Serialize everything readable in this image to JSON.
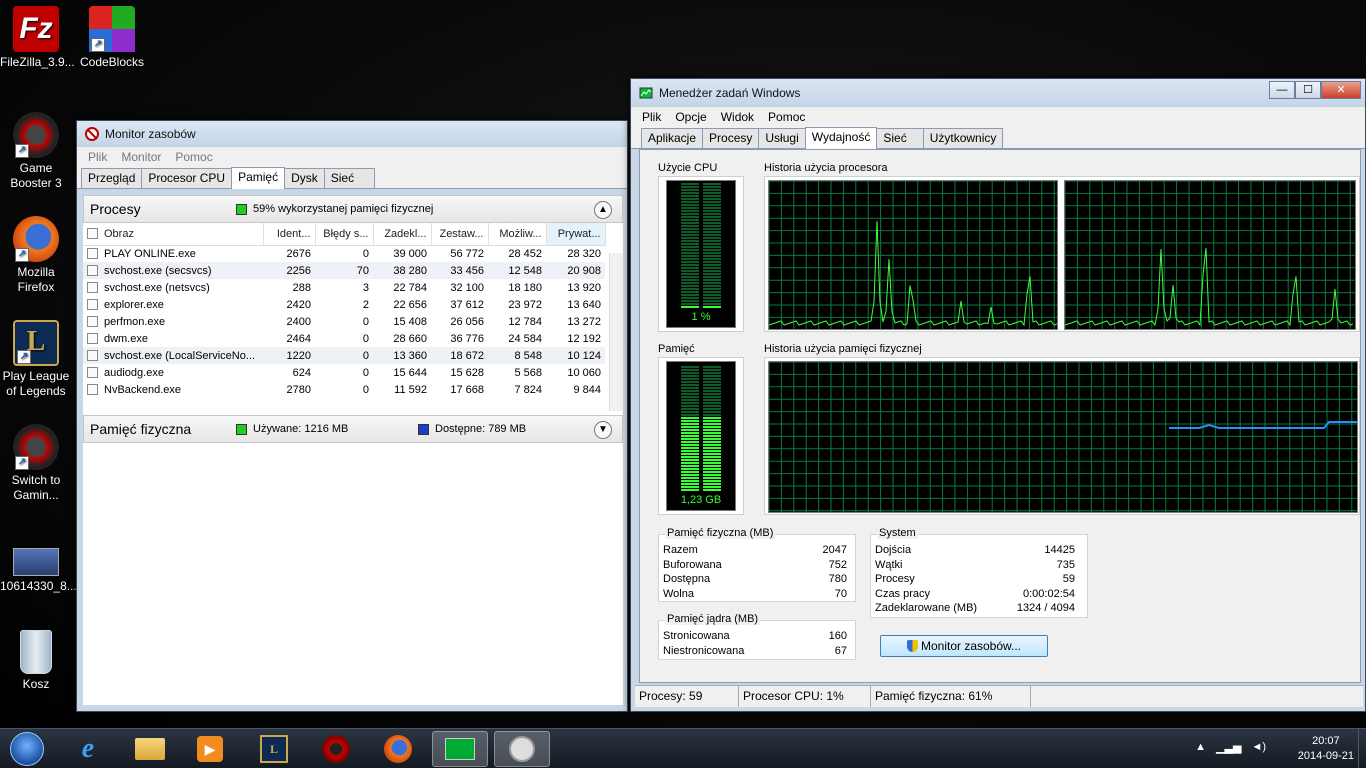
{
  "desktop": {
    "icons": [
      {
        "label": "FileZilla_3.9...",
        "icon": "filezilla-icon"
      },
      {
        "label": "CodeBlocks",
        "icon": "codeblocks-icon"
      },
      {
        "label": "Game Booster 3",
        "icon": "game-booster-icon"
      },
      {
        "label": "Mozilla Firefox",
        "icon": "firefox-icon"
      },
      {
        "label": "Play League of Legends",
        "icon": "league-icon"
      },
      {
        "label": "Switch to Gamin...",
        "icon": "switch-gaming-icon"
      },
      {
        "label": "10614330_8...",
        "icon": "image-file-icon"
      },
      {
        "label": "Kosz",
        "icon": "recycle-bin-icon"
      }
    ]
  },
  "resmon": {
    "title": "Monitor zasobów",
    "menu": [
      "Plik",
      "Monitor",
      "Pomoc"
    ],
    "tabs": [
      "Przegląd",
      "Procesor CPU",
      "Pamięć",
      "Dysk",
      "Sieć"
    ],
    "active_tab": "Pamięć",
    "processes": {
      "title": "Procesy",
      "summary": "59% wykorzystanej pamięci fizycznej",
      "summary_color": "#22cc22",
      "columns": [
        "Obraz",
        "Ident...",
        "Błędy s...",
        "Zadekl...",
        "Zestaw...",
        "Możliw...",
        "Prywat..."
      ],
      "rows": [
        [
          "PLAY ONLINE.exe",
          "2676",
          "0",
          "39 000",
          "56 772",
          "28 452",
          "28 320"
        ],
        [
          "svchost.exe (secsvcs)",
          "2256",
          "70",
          "38 280",
          "33 456",
          "12 548",
          "20 908"
        ],
        [
          "svchost.exe (netsvcs)",
          "288",
          "3",
          "22 784",
          "32 100",
          "18 180",
          "13 920"
        ],
        [
          "explorer.exe",
          "2420",
          "2",
          "22 656",
          "37 612",
          "23 972",
          "13 640"
        ],
        [
          "perfmon.exe",
          "2400",
          "0",
          "15 408",
          "26 056",
          "12 784",
          "13 272"
        ],
        [
          "dwm.exe",
          "2464",
          "0",
          "28 660",
          "36 776",
          "24 584",
          "12 192"
        ],
        [
          "svchost.exe (LocalServiceNo...",
          "1220",
          "0",
          "13 360",
          "18 672",
          "8 548",
          "10 124"
        ],
        [
          "audiodg.exe",
          "624",
          "0",
          "15 644",
          "15 628",
          "5 568",
          "10 060"
        ],
        [
          "NvBackend.exe",
          "2780",
          "0",
          "11 592",
          "17 668",
          "7 824",
          "9 844"
        ]
      ]
    },
    "physical": {
      "title": "Pamięć fizyczna",
      "used": "Używane: 1216 MB",
      "used_color": "#22cc22",
      "available": "Dostępne: 789 MB",
      "available_color": "#1a3fcc"
    }
  },
  "taskmgr": {
    "title": "Menedżer zadań Windows",
    "menu": [
      "Plik",
      "Opcje",
      "Widok",
      "Pomoc"
    ],
    "tabs": [
      "Aplikacje",
      "Procesy",
      "Usługi",
      "Wydajność",
      "Sieć",
      "Użytkownicy"
    ],
    "active_tab": "Wydajność",
    "cpu_usage_label": "Użycie CPU",
    "cpu_usage_value": "1 %",
    "cpu_usage_fraction": 0.01,
    "cpu_history_label": "Historia użycia procesora",
    "memory_label": "Pamięć",
    "memory_value": "1,23 GB",
    "memory_fraction": 0.6,
    "memory_history_label": "Historia użycia pamięci fizycznej",
    "physical_memory": {
      "title": "Pamięć fizyczna (MB)",
      "rows": [
        [
          "Razem",
          "2047"
        ],
        [
          "Buforowana",
          "752"
        ],
        [
          "Dostępna",
          "780"
        ],
        [
          "Wolna",
          "70"
        ]
      ]
    },
    "kernel_memory": {
      "title": "Pamięć jądra (MB)",
      "rows": [
        [
          "Stronicowana",
          "160"
        ],
        [
          "Niestronicowana",
          "67"
        ]
      ]
    },
    "system": {
      "title": "System",
      "rows": [
        [
          "Dojścia",
          "14425"
        ],
        [
          "Wątki",
          "735"
        ],
        [
          "Procesy",
          "59"
        ],
        [
          "Czas pracy",
          "0:00:02:54"
        ],
        [
          "Zadeklarowane (MB)",
          "1324 / 4094"
        ]
      ]
    },
    "resmon_button": "Monitor zasobów...",
    "status": [
      "Procesy: 59",
      "Procesor CPU: 1%",
      "Pamięć fizyczna: 61%"
    ]
  },
  "taskbar": {
    "clock_time": "20:07",
    "clock_date": "2014-09-21",
    "apps": [
      "start-icon",
      "ie-icon",
      "explorer-icon",
      "media-player-icon",
      "league-icon",
      "game-booster-icon",
      "firefox-icon",
      "task-manager-icon",
      "resource-monitor-icon"
    ]
  }
}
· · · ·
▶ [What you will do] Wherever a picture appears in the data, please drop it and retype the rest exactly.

▶ [Your solution]
Serialize everything readable in this image to JSON.
{
  "desktop": {
    "icons": [
      {
        "label": "FileZilla_3.9...",
        "icon": "filezilla-icon"
      },
      {
        "label": "CodeBlocks",
        "icon": "codeblocks-icon"
      },
      {
        "label": "Game Booster 3",
        "icon": "game-booster-icon"
      },
      {
        "label": "Mozilla Firefox",
        "icon": "firefox-icon"
      },
      {
        "label": "Play League of Legends",
        "icon": "league-icon"
      },
      {
        "label": "Switch to Gamin...",
        "icon": "switch-gaming-icon"
      },
      {
        "label": "10614330_8...",
        "icon": "image-file-icon"
      },
      {
        "label": "Kosz",
        "icon": "recycle-bin-icon"
      }
    ]
  },
  "resmon": {
    "title": "Monitor zasobów",
    "menu": [
      "Plik",
      "Monitor",
      "Pomoc"
    ],
    "tabs": [
      "Przegląd",
      "Procesor CPU",
      "Pamięć",
      "Dysk",
      "Sieć"
    ],
    "active_tab": "Pamięć",
    "processes": {
      "title": "Procesy",
      "summary": "59% wykorzystanej pamięci fizycznej",
      "summary_color": "#22cc22",
      "columns": [
        "Obraz",
        "Ident...",
        "Błędy s...",
        "Zadekl...",
        "Zestaw...",
        "Możliw...",
        "Prywat..."
      ],
      "rows": [
        [
          "PLAY ONLINE.exe",
          "2676",
          "0",
          "39 000",
          "56 772",
          "28 452",
          "28 320"
        ],
        [
          "svchost.exe (secsvcs)",
          "2256",
          "70",
          "38 280",
          "33 456",
          "12 548",
          "20 908"
        ],
        [
          "svchost.exe (netsvcs)",
          "288",
          "3",
          "22 784",
          "32 100",
          "18 180",
          "13 920"
        ],
        [
          "explorer.exe",
          "2420",
          "2",
          "22 656",
          "37 612",
          "23 972",
          "13 640"
        ],
        [
          "perfmon.exe",
          "2400",
          "0",
          "15 408",
          "26 056",
          "12 784",
          "13 272"
        ],
        [
          "dwm.exe",
          "2464",
          "0",
          "28 660",
          "36 776",
          "24 584",
          "12 192"
        ],
        [
          "svchost.exe (LocalServiceNo...",
          "1220",
          "0",
          "13 360",
          "18 672",
          "8 548",
          "10 124"
        ],
        [
          "audiodg.exe",
          "624",
          "0",
          "15 644",
          "15 628",
          "5 568",
          "10 060"
        ],
        [
          "NvBackend.exe",
          "2780",
          "0",
          "11 592",
          "17 668",
          "7 824",
          "9 844"
        ]
      ]
    },
    "physical": {
      "title": "Pamięć fizyczna",
      "used": "Używane: 1216 MB",
      "used_color": "#22cc22",
      "available": "Dostępne: 789 MB",
      "available_color": "#1a3fcc"
    }
  },
  "taskmgr": {
    "title": "Menedżer zadań Windows",
    "menu": [
      "Plik",
      "Opcje",
      "Widok",
      "Pomoc"
    ],
    "tabs": [
      "Aplikacje",
      "Procesy",
      "Usługi",
      "Wydajność",
      "Sieć",
      "Użytkownicy"
    ],
    "active_tab": "Wydajność",
    "cpu_usage_label": "Użycie CPU",
    "cpu_usage_value": "1 %",
    "cpu_usage_fraction": 0.01,
    "cpu_history_label": "Historia użycia procesora",
    "memory_label": "Pamięć",
    "memory_value": "1,23 GB",
    "memory_fraction": 0.6,
    "memory_history_label": "Historia użycia pamięci fizycznej",
    "physical_memory": {
      "title": "Pamięć fizyczna (MB)",
      "rows": [
        [
          "Razem",
          "2047"
        ],
        [
          "Buforowana",
          "752"
        ],
        [
          "Dostępna",
          "780"
        ],
        [
          "Wolna",
          "70"
        ]
      ]
    },
    "kernel_memory": {
      "title": "Pamięć jądra (MB)",
      "rows": [
        [
          "Stronicowana",
          "160"
        ],
        [
          "Niestronicowana",
          "67"
        ]
      ]
    },
    "system": {
      "title": "System",
      "rows": [
        [
          "Dojścia",
          "14425"
        ],
        [
          "Wątki",
          "735"
        ],
        [
          "Procesy",
          "59"
        ],
        [
          "Czas pracy",
          "0:00:02:54"
        ],
        [
          "Zadeklarowane (MB)",
          "1324 / 4094"
        ]
      ]
    },
    "resmon_button": "Monitor zasobów...",
    "status": [
      "Procesy: 59",
      "Procesor CPU: 1%",
      "Pamięć fizyczna: 61%"
    ]
  },
  "taskbar": {
    "clock_time": "20:07",
    "clock_date": "2014-09-21",
    "apps": [
      "start-icon",
      "ie-icon",
      "explorer-icon",
      "media-player-icon",
      "league-icon",
      "game-booster-icon",
      "firefox-icon",
      "task-manager-icon",
      "resource-monitor-icon"
    ]
  }
}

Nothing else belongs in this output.